- App and web page records
——
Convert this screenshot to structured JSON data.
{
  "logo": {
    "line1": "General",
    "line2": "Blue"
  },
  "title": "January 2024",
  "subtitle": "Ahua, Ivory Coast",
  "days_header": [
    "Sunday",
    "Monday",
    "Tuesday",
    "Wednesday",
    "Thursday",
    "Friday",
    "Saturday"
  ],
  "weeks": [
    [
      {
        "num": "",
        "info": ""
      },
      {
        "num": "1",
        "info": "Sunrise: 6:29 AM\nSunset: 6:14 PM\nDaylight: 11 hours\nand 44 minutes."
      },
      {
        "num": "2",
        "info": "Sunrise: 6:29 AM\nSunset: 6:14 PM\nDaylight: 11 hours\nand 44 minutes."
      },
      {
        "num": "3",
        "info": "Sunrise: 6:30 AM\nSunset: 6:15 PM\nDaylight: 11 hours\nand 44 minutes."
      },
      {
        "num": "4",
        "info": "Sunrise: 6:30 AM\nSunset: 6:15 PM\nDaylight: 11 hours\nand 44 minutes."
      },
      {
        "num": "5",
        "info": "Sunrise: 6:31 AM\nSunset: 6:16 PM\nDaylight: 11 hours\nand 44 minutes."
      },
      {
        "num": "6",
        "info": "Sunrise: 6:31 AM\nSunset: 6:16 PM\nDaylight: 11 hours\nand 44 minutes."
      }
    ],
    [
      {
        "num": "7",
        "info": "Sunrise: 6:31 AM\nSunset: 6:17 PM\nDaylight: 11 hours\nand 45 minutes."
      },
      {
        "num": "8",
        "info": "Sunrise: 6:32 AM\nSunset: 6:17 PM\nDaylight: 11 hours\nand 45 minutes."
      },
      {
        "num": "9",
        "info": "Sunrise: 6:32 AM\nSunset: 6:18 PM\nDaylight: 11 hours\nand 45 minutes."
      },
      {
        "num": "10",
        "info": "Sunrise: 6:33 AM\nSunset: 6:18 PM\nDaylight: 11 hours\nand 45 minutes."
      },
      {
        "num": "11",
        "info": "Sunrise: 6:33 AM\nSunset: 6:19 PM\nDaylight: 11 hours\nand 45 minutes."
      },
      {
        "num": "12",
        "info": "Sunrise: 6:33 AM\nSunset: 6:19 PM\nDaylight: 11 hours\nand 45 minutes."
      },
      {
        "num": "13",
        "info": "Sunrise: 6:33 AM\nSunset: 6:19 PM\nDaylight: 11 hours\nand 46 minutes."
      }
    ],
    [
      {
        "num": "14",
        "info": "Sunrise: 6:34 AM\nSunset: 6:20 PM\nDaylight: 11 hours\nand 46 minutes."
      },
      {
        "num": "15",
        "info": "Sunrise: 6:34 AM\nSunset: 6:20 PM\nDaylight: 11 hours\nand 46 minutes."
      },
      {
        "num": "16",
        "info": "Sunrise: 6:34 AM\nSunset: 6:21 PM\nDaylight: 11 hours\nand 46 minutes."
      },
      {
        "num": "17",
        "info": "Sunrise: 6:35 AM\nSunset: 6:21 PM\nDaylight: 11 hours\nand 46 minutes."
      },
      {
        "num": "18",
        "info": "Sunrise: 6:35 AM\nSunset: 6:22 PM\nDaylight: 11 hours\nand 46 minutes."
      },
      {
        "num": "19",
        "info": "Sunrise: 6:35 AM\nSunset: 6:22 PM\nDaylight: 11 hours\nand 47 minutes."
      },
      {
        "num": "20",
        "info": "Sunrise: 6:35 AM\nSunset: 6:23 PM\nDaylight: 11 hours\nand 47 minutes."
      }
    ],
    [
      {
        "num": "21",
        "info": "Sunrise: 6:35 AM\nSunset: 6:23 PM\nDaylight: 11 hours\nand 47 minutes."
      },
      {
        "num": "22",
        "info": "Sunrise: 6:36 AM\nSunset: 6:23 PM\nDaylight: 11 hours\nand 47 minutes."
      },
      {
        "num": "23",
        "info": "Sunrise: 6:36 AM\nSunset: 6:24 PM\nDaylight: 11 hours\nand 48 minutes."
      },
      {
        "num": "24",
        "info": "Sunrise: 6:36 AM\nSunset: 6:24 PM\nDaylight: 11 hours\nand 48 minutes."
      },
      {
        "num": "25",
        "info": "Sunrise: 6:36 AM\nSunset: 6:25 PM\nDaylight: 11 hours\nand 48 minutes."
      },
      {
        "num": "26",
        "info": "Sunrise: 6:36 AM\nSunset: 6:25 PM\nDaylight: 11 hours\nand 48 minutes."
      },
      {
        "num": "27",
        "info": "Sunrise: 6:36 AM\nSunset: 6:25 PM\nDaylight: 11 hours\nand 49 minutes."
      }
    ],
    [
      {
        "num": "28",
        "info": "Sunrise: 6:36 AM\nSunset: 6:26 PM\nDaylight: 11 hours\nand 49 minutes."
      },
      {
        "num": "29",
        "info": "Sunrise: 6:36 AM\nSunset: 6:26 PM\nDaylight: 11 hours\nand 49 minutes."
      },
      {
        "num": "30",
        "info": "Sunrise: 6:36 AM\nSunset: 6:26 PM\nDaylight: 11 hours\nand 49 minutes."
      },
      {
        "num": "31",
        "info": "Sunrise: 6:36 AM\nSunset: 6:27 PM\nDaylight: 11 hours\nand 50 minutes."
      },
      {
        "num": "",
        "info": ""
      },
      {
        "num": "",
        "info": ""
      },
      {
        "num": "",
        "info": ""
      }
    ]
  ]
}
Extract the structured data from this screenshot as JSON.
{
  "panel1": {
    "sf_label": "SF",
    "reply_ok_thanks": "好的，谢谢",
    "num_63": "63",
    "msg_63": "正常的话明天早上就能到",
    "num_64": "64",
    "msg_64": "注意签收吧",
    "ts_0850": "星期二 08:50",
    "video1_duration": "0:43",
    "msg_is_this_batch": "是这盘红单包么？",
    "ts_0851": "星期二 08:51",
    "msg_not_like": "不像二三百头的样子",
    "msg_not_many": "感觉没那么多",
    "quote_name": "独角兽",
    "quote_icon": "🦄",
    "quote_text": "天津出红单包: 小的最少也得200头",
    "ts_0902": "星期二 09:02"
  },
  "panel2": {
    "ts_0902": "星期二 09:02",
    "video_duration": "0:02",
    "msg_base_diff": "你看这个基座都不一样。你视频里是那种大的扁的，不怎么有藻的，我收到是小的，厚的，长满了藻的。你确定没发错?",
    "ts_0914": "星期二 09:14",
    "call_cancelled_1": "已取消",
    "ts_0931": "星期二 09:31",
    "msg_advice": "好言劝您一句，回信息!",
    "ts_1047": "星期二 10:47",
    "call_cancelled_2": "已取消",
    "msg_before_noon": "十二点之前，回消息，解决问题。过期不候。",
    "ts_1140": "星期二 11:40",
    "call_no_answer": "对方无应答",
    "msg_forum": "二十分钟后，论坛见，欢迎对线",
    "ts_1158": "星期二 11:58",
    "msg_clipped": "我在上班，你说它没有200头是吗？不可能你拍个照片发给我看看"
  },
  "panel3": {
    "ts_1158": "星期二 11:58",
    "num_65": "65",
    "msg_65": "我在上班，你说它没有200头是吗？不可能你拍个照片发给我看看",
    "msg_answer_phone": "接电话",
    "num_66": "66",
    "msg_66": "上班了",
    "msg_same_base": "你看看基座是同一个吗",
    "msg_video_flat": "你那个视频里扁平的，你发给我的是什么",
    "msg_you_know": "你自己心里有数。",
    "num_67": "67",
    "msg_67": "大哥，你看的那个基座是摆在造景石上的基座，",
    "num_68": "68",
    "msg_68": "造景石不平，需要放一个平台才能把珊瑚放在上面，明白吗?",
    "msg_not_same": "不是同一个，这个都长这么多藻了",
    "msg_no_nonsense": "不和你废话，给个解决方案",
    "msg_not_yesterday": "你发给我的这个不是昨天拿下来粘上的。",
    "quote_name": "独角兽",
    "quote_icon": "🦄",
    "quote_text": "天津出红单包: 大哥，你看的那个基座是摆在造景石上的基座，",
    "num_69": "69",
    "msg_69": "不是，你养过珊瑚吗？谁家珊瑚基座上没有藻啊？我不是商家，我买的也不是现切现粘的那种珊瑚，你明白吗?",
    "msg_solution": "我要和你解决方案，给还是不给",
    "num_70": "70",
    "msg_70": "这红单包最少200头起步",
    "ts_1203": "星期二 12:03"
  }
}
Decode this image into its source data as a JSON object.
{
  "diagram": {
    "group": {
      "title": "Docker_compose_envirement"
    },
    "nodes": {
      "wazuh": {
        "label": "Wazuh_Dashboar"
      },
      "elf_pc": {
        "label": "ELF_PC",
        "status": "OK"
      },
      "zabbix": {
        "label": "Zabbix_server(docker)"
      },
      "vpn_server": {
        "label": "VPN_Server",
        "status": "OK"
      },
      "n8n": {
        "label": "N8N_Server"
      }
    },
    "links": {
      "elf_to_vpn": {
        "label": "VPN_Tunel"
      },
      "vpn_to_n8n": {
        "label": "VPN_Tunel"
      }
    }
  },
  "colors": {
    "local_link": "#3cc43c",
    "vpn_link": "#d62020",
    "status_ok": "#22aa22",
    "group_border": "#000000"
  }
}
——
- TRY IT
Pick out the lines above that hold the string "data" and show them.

- OUTPUT FOR THIS EXERCISE
Convert this screenshot to structured JSON data.
Extract the structured data from this screenshot as JSON.
Decode this image into its source data as a JSON object.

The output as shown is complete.